MediterraneanGrains7. There are so many new grains to try. Where to start? Bulgur and couscous cook so quickly. And I love working with Valencia rice for paella. Risotto is also very delicious. Farro is a new-to-me grain with a crunchy, nutty flavor and texture. And pasta is always fun — I love to buy new shapes. The best part is that cooking grains Mediterranean-style is fast and easy. People will gather around the stove to watch you make paella and they will remember it for a long time.

Of course, the show is full of great lessons in health, easy cooking, and nutrition. You can get a sneak preview today — all 100+ slides are featured in the flash version, so take a look and let me know what you think!

I’ve also added tons of new recipes to the Mediterranean recipe database, which is totally free and always available.

Mediterranean cuisine is constantly growing and changing. The region is home to the Modernist Cuisine movement, which was started by Barcelonan Chef Ferran Adria, who founded elBulli in the 1980s. Although he closed the restaurant in 2011, Chef Adria is starting a foundation to record, preserve, and create new cooking methods and presentations.

How will you try Mediterranean meals?

By Chef Doherty, PC II

Get the Mediterranean PowerPoint and Handout Set today! And there are lots of other nutrition education resources in the Nutrition Education Store!
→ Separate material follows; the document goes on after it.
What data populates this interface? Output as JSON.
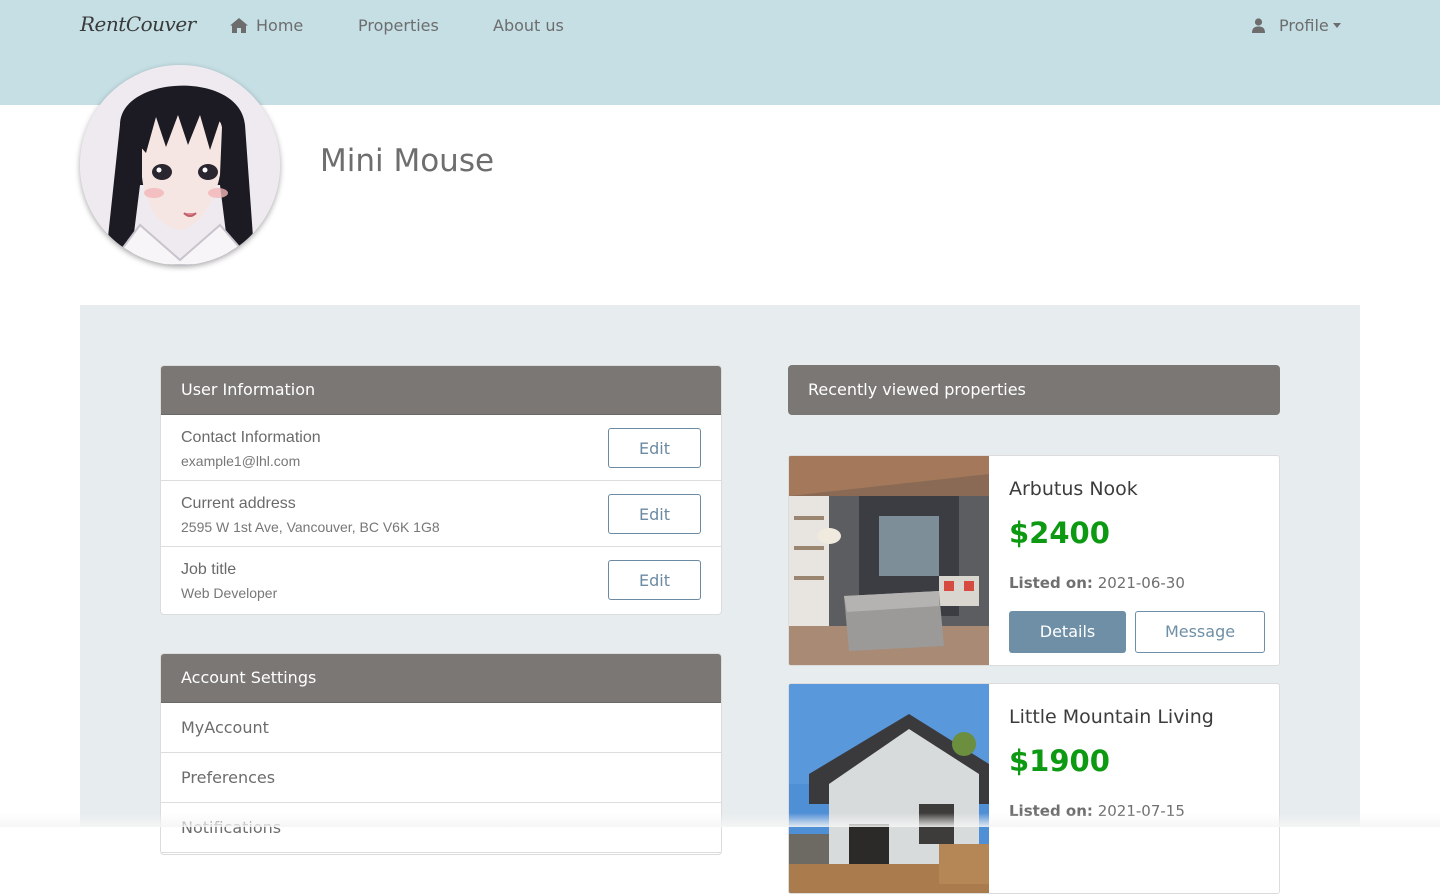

Mediterranean Diet Class with PowerPoint, Handouts, and Leader Guide

Kids Activity with MyPlate Bookmark

Freedom from Chronic Disease Poster